# [WORK ORDER]
Using the entries that follow, establish how many lines contain the word "default" and give only that figure.

# [INPUT DATA]
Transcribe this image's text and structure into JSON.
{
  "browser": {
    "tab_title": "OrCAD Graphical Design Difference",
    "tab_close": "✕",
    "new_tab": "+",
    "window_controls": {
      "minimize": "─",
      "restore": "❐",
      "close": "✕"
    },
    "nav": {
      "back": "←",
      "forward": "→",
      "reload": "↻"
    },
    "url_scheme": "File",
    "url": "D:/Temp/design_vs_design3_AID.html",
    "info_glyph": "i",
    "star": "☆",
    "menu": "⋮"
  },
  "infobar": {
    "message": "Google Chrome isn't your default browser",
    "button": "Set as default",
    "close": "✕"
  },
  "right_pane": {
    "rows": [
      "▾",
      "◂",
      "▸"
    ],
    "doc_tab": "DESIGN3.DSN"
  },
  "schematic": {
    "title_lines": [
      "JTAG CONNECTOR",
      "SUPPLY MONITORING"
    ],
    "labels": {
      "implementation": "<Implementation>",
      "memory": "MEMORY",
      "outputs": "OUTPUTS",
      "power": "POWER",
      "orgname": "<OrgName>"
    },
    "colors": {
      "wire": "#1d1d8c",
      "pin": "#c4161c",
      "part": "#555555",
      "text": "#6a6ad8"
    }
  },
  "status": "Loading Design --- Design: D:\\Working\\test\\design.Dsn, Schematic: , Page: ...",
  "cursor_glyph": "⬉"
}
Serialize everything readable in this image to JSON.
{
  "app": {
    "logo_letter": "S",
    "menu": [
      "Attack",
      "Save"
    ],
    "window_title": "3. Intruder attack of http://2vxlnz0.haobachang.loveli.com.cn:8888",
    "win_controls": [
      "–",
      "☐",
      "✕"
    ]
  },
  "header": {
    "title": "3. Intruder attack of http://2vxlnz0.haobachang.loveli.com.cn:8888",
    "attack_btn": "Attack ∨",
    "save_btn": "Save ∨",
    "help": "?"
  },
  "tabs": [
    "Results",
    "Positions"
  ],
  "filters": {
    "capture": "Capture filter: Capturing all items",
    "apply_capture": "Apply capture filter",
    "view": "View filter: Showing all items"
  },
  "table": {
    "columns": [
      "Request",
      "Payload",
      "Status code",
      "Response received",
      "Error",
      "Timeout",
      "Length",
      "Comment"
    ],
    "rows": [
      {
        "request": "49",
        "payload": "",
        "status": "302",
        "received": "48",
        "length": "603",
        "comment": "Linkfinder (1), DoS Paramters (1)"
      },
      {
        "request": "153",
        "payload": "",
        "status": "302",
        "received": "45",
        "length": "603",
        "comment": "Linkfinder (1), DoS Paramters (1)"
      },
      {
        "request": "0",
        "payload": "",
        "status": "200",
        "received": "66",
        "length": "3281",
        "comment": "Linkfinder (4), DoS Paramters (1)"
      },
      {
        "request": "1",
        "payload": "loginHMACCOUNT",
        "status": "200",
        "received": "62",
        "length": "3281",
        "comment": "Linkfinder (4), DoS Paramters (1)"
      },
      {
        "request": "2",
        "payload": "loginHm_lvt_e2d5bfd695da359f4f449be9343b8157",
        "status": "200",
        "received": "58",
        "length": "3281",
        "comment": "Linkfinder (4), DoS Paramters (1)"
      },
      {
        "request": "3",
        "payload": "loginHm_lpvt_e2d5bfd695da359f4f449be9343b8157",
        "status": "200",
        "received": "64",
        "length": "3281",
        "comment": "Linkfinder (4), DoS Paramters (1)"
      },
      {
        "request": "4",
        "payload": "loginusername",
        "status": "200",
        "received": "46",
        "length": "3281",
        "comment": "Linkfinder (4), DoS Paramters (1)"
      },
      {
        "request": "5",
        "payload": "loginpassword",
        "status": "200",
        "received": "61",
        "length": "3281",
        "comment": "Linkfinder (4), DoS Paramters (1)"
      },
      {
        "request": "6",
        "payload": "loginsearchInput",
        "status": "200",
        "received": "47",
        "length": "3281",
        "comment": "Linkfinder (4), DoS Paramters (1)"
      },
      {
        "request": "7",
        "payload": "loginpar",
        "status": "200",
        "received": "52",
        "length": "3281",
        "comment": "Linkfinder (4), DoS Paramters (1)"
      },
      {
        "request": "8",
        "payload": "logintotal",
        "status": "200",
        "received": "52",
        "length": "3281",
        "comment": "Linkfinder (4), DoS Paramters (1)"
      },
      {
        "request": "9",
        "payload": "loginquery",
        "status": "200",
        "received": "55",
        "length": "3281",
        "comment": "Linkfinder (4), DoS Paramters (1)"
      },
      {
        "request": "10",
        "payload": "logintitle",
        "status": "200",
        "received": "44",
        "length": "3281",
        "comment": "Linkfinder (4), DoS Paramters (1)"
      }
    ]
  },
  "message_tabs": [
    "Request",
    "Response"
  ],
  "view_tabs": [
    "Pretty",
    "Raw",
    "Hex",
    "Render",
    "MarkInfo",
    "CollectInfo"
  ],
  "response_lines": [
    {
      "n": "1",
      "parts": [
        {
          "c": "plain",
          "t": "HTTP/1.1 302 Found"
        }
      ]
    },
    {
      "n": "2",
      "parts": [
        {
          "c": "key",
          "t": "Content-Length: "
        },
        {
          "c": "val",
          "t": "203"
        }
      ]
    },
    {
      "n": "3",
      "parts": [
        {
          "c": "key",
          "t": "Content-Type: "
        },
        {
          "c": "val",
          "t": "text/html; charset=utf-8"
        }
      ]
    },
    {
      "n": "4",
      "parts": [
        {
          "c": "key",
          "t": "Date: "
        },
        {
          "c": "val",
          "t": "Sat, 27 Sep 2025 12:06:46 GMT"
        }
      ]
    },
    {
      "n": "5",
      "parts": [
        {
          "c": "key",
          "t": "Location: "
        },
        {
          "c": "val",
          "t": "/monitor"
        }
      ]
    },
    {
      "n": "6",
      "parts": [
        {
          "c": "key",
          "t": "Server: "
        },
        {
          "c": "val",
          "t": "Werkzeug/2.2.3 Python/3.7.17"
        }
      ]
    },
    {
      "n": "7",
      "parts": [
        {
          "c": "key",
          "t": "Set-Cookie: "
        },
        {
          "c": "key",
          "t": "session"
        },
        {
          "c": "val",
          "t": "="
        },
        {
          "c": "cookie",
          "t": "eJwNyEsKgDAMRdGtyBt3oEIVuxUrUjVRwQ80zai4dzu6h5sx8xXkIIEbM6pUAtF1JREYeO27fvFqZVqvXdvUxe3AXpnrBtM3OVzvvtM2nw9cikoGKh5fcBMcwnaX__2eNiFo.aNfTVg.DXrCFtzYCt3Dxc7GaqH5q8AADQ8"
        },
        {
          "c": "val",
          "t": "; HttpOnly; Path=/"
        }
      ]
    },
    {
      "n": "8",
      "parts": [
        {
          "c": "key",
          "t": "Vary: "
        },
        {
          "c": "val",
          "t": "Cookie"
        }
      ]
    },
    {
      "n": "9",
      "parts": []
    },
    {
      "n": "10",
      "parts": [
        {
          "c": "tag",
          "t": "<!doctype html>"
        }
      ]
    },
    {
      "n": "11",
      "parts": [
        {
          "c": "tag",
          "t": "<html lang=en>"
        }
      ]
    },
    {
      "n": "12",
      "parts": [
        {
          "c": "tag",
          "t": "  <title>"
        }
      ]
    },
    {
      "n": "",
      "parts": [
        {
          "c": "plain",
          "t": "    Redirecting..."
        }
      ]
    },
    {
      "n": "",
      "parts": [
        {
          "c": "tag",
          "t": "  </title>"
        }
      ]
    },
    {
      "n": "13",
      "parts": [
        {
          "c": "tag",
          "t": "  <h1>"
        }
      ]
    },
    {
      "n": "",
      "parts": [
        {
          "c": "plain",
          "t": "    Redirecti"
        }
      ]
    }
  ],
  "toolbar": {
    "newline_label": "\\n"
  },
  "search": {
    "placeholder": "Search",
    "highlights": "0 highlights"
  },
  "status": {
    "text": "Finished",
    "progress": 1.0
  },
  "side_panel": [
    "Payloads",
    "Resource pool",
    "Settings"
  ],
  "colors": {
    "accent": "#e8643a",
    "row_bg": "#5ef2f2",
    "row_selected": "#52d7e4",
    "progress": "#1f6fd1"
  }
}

# [OUTPUT OF THE TASK]
2